--- REQUIREMENT ---
Would you reproduce every record exactly, leaving out the pictures?

(Web page and app entries)
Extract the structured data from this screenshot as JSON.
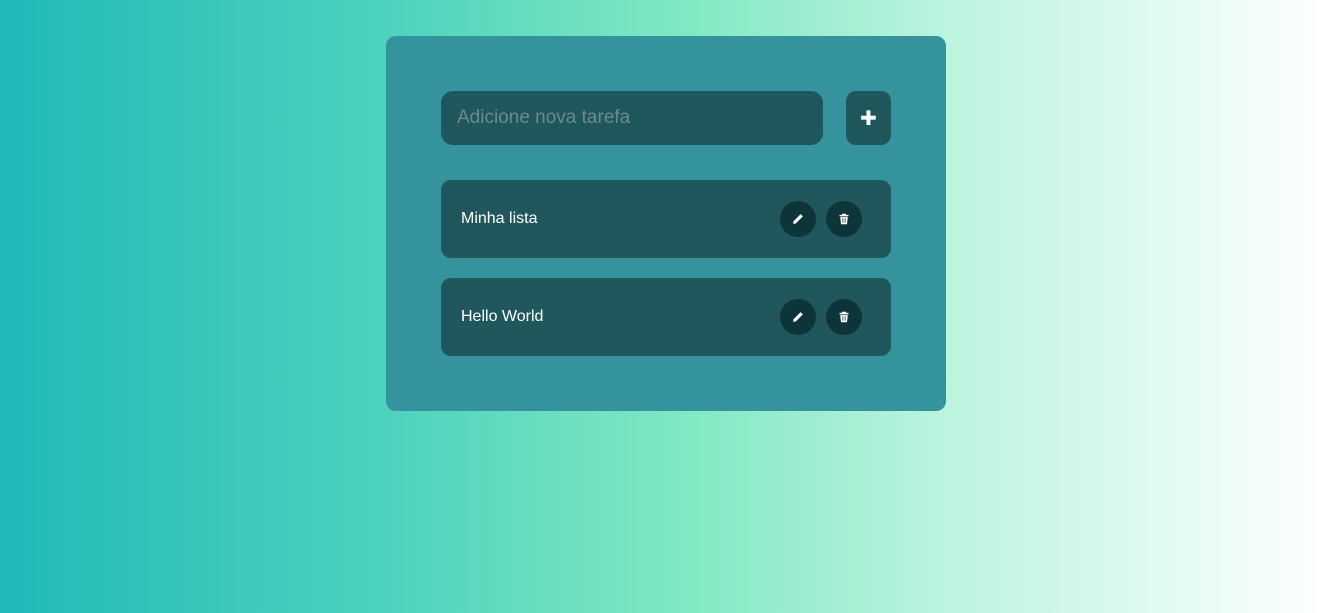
{
  "new_task": {
    "placeholder": "Adicione nova tarefa",
    "value": "",
    "add_icon": "plus-icon",
    "add_symbol": "✚"
  },
  "tasks": [
    {
      "label": "Minha lista",
      "edit_icon": "pencil-icon",
      "delete_icon": "trash-icon"
    },
    {
      "label": "Hello World",
      "edit_icon": "pencil-icon",
      "delete_icon": "trash-icon"
    }
  ],
  "colors": {
    "card": "#35939d",
    "item": "#1f575d",
    "icon_button": "#0c3439",
    "text": "#ffffff"
  }
}
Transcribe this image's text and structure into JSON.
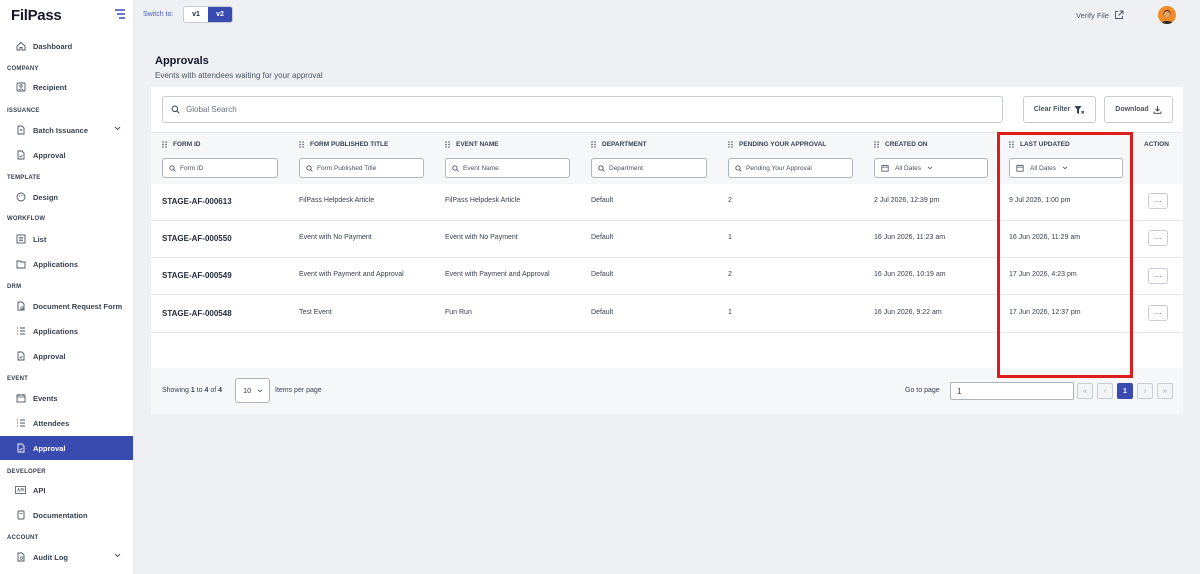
{
  "app": {
    "logo": "FilPass"
  },
  "topbar": {
    "switch_label": "Switch to:",
    "versions": [
      "v1",
      "v2"
    ],
    "active_version": "v2",
    "verify_label": "Verify File"
  },
  "sidebar": {
    "dashboard": "Dashboard",
    "company_head": "COMPANY",
    "recipient": "Recipient",
    "issuance_head": "ISSUANCE",
    "batch_issuance": "Batch Issuance",
    "issuance_approval": "Approval",
    "template_head": "TEMPLATE",
    "design": "Design",
    "workflow_head": "WORKFLOW",
    "list": "List",
    "workflow_applications": "Applications",
    "drm_head": "DRM",
    "document_request_form": "Document Request Form",
    "drm_applications": "Applications",
    "drm_approval": "Approval",
    "event_head": "EVENT",
    "events": "Events",
    "attendees": "Attendees",
    "event_approval": "Approval",
    "developer_head": "DEVELOPER",
    "api": "API",
    "documentation": "Documentation",
    "account_head": "ACCOUNT",
    "audit_log": "Audit Log"
  },
  "page": {
    "title": "Approvals",
    "subtitle": "Events with attendees waiting for your approval"
  },
  "toolbar": {
    "search_placeholder": "Global Search",
    "clear_filter": "Clear Filter",
    "download": "Download"
  },
  "table": {
    "headers": {
      "form_id": "FORM ID",
      "form_title": "FORM PUBLISHED TITLE",
      "event_name": "EVENT NAME",
      "department": "DEPARTMENT",
      "pending": "PENDING YOUR APPROVAL",
      "created": "CREATED ON",
      "updated": "LAST UPDATED",
      "action": "ACTION"
    },
    "filters": {
      "form_id": "Form ID",
      "form_title": "Form Published Title",
      "event_name": "Event Name",
      "department": "Department",
      "pending": "Pending Your Approval",
      "created": "All Dates",
      "updated": "All Dates"
    },
    "rows": [
      {
        "form_id": "STAGE-AF-000613",
        "form_title": "FilPass Helpdesk Article",
        "event_name": "FilPass Helpdesk Article",
        "department": "Default",
        "pending": "2",
        "created": "2 Jul 2026, 12:39 pm",
        "updated": "9 Jul 2026, 1:00 pm",
        "action": "···"
      },
      {
        "form_id": "STAGE-AF-000550",
        "form_title": "Event with No Payment",
        "event_name": "Event with No Payment",
        "department": "Default",
        "pending": "1",
        "created": "16 Jun 2026, 11:23 am",
        "updated": "16 Jun 2026, 11:29 am",
        "action": "···"
      },
      {
        "form_id": "STAGE-AF-000549",
        "form_title": "Event with Payment and Approval",
        "event_name": "Event with Payment and Approval",
        "department": "Default",
        "pending": "2",
        "created": "16 Jun 2026, 10:19 am",
        "updated": "17 Jun 2026, 4:23 pm",
        "action": "···"
      },
      {
        "form_id": "STAGE-AF-000548",
        "form_title": "Test Event",
        "event_name": "Fun Run",
        "department": "Default",
        "pending": "1",
        "created": "16 Jun 2026, 9:22 am",
        "updated": "17 Jun 2026, 12:37 pm",
        "action": "···"
      }
    ]
  },
  "pagination": {
    "showing_prefix": "Showing",
    "from": "1",
    "to_word": "to",
    "to": "4",
    "of_word": "of",
    "total": "4",
    "per_page": "10",
    "per_page_label": "Items per page",
    "goto_label": "Go to page",
    "goto_value": "1",
    "first": "«",
    "prev": "‹",
    "current": "1",
    "next": "›",
    "last": "»"
  },
  "colors": {
    "accent": "#3a4bb0",
    "highlight": "#dd1c1c"
  }
}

--- RESPONSE AREA ---
Extract the structured data from this screenshot as JSON.
{
  "new_task": {
    "placeholder": "Adicione nova tarefa",
    "value": "",
    "add_icon": "plus-icon",
    "add_symbol": "✚"
  },
  "tasks": [
    {
      "label": "Minha lista",
      "edit_icon": "pencil-icon",
      "delete_icon": "trash-icon"
    },
    {
      "label": "Hello World",
      "edit_icon": "pencil-icon",
      "delete_icon": "trash-icon"
    }
  ],
  "colors": {
    "card": "#35939d",
    "item": "#1f575d",
    "icon_button": "#0c3439",
    "text": "#ffffff"
  }
}
Transcribe this image's text and structure into JSON.
{
  "app": {
    "logo": "FilPass"
  },
  "topbar": {
    "switch_label": "Switch to:",
    "versions": [
      "v1",
      "v2"
    ],
    "active_version": "v2",
    "verify_label": "Verify File"
  },
  "sidebar": {
    "dashboard": "Dashboard",
    "company_head": "COMPANY",
    "recipient": "Recipient",
    "issuance_head": "ISSUANCE",
    "batch_issuance": "Batch Issuance",
    "issuance_approval": "Approval",
    "template_head": "TEMPLATE",
    "design": "Design",
    "workflow_head": "WORKFLOW",
    "list": "List",
    "workflow_applications": "Applications",
    "drm_head": "DRM",
    "document_request_form": "Document Request Form",
    "drm_applications": "Applications",
    "drm_approval": "Approval",
    "event_head": "EVENT",
    "events": "Events",
    "attendees": "Attendees",
    "event_approval": "Approval",
    "developer_head": "DEVELOPER",
    "api": "API",
    "documentation": "Documentation",
    "account_head": "ACCOUNT",
    "audit_log": "Audit Log"
  },
  "page": {
    "title": "Approvals",
    "subtitle": "Events with attendees waiting for your approval"
  },
  "toolbar": {
    "search_placeholder": "Global Search",
    "clear_filter": "Clear Filter",
    "download": "Download"
  },
  "table": {
    "headers": {
      "form_id": "FORM ID",
      "form_title": "FORM PUBLISHED TITLE",
      "event_name": "EVENT NAME",
      "department": "DEPARTMENT",
      "pending": "PENDING YOUR APPROVAL",
      "created": "CREATED ON",
      "updated": "LAST UPDATED",
      "action": "ACTION"
    },
    "filters": {
      "form_id": "Form ID",
      "form_title": "Form Published Title",
      "event_name": "Event Name",
      "department": "Department",
      "pending": "Pending Your Approval",
      "created": "All Dates",
      "updated": "All Dates"
    },
    "rows": [
      {
        "form_id": "STAGE-AF-000613",
        "form_title": "FilPass Helpdesk Article",
        "event_name": "FilPass Helpdesk Article",
        "department": "Default",
        "pending": "2",
        "created": "2 Jul 2026, 12:39 pm",
        "updated": "9 Jul 2026, 1:00 pm",
        "action": "···"
      },
      {
        "form_id": "STAGE-AF-000550",
        "form_title": "Event with No Payment",
        "event_name": "Event with No Payment",
        "department": "Default",
        "pending": "1",
        "created": "16 Jun 2026, 11:23 am",
        "updated": "16 Jun 2026, 11:29 am",
        "action": "···"
      },
      {
        "form_id": "STAGE-AF-000549",
        "form_title": "Event with Payment and Approval",
        "event_name": "Event with Payment and Approval",
        "department": "Default",
        "pending": "2",
        "created": "16 Jun 2026, 10:19 am",
        "updated": "17 Jun 2026, 4:23 pm",
        "action": "···"
      },
      {
        "form_id": "STAGE-AF-000548",
        "form_title": "Test Event",
        "event_name": "Fun Run",
        "department": "Default",
        "pending": "1",
        "created": "16 Jun 2026, 9:22 am",
        "updated": "17 Jun 2026, 12:37 pm",
        "action": "···"
      }
    ]
  },
  "pagination": {
    "showing_prefix": "Showing",
    "from": "1",
    "to_word": "to",
    "to": "4",
    "of_word": "of",
    "total": "4",
    "per_page": "10",
    "per_page_label": "Items per page",
    "goto_label": "Go to page",
    "goto_value": "1",
    "first": "«",
    "prev": "‹",
    "current": "1",
    "next": "›",
    "last": "»"
  },
  "colors": {
    "accent": "#3a4bb0",
    "highlight": "#dd1c1c"
  }
}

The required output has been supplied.